Infrastructure

HP wants to make it easier for business travelers and mobile workers to keep the eyes of looky-loos off their notebook displays. The company added built-in privacy screens to two of its business notebook lines.

Using simple function key commands, users of new versions of the EliteBook 1040 and EliteBook 840 can limit the viewing angles on their displays. The intention is to ensure privacy of potentially sensitive material on-screen while business users are working on airplanes, in coffee shops or in other public venues. HP aims to provide a proprietary replacement to external privacy screen attachments by building privacy technology into its notebooks.

“Visual hacking is clearly a really big threat. It’s something I’ve observed,” said Mike Nash, vice president of product portfolio and customer experience at HP, during a press briefing on the new technology, which has been dubbed Sure View.

With a growing number of people working remotely or on the road, so-called “visual hacking” (translation: someone looked at your screen and saw something they shouldn’t have) is a growing problem. It could mean sensitive corporate information gets leaked. According to Nash, 90 per cent of visual hacking attempts are successful. Frequently, visual hacking is simply an accident.

To date, organizations have employed privacy screen attachments to limit viewing from the side, but Steve Sinclair, vice president of product development for commercial PCs at HP, noted the after-market filters often get dirty, broken or lost. Typically, a business user would go through at least a couple of privacy screen attachments during the lifecycle of the notebook. At $30-$40 a pop, the cost may not be astronomical, but it adds up.

HP Sure View technology, created in conjunction with 3M, is a special film layer on top of the notebook display that can be turned on or off. When on, it reduces 95 per cent of visible light when viewed from an angle. For high-end notebooks, HP expects it to become a standard feature, but for lower-end notebooks, end-customers can expect to pay about $75 as a premium.

“This is a real threat, and it’s amazing to me the amount of money we spend … on endpoint protection and encryption on mobile devices and data protection in the cloud and making sure we’re protecting our identity, yet the easiest way for someone to steal information from you is to look over your shoulder,” Sinclair said.

By hitting F2 on a keyboard, the notebook’s display will enter privacy mode, limiting visibility from the sides. When not needed (such as when the notebook is being used for a presentation around a boardroom table), it can be quickly turned off. According to Sinclair, the display looks great in both normal and privacy modes.

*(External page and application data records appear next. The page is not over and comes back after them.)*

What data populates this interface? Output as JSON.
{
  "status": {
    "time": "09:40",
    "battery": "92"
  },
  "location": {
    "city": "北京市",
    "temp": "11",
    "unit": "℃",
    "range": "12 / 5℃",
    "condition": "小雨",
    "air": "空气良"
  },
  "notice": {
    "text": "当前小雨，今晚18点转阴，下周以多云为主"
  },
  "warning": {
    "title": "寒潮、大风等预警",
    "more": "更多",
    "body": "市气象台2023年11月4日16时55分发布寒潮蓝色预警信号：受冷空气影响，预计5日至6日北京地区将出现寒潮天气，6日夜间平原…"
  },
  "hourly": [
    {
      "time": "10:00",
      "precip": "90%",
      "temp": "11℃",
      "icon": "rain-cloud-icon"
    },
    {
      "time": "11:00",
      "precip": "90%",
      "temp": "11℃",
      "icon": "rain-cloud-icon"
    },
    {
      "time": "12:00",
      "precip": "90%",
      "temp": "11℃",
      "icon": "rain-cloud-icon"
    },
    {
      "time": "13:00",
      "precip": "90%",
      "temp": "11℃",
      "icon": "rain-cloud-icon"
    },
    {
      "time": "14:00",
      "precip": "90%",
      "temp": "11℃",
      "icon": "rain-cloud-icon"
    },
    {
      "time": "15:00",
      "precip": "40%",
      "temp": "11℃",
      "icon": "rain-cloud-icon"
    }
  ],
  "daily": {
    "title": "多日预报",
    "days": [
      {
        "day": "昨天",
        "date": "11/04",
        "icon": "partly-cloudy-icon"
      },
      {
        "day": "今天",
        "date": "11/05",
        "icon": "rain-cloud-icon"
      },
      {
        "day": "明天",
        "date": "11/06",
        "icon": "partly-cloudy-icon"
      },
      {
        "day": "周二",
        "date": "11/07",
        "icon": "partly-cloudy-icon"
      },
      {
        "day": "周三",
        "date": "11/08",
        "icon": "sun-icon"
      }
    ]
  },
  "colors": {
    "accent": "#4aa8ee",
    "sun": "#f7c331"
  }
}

“A lot of engineering went into it to make it as simple as possible,” Sinclair said.

For now, HP Sure View will only be available on EliteBook 1040 and EliteBook 840 notebooks. Sinclair and Nash hinted at future deployment on other notebooks, but it’s unknown when that might happen. Nash noted much interest not only among business users, but also consumers.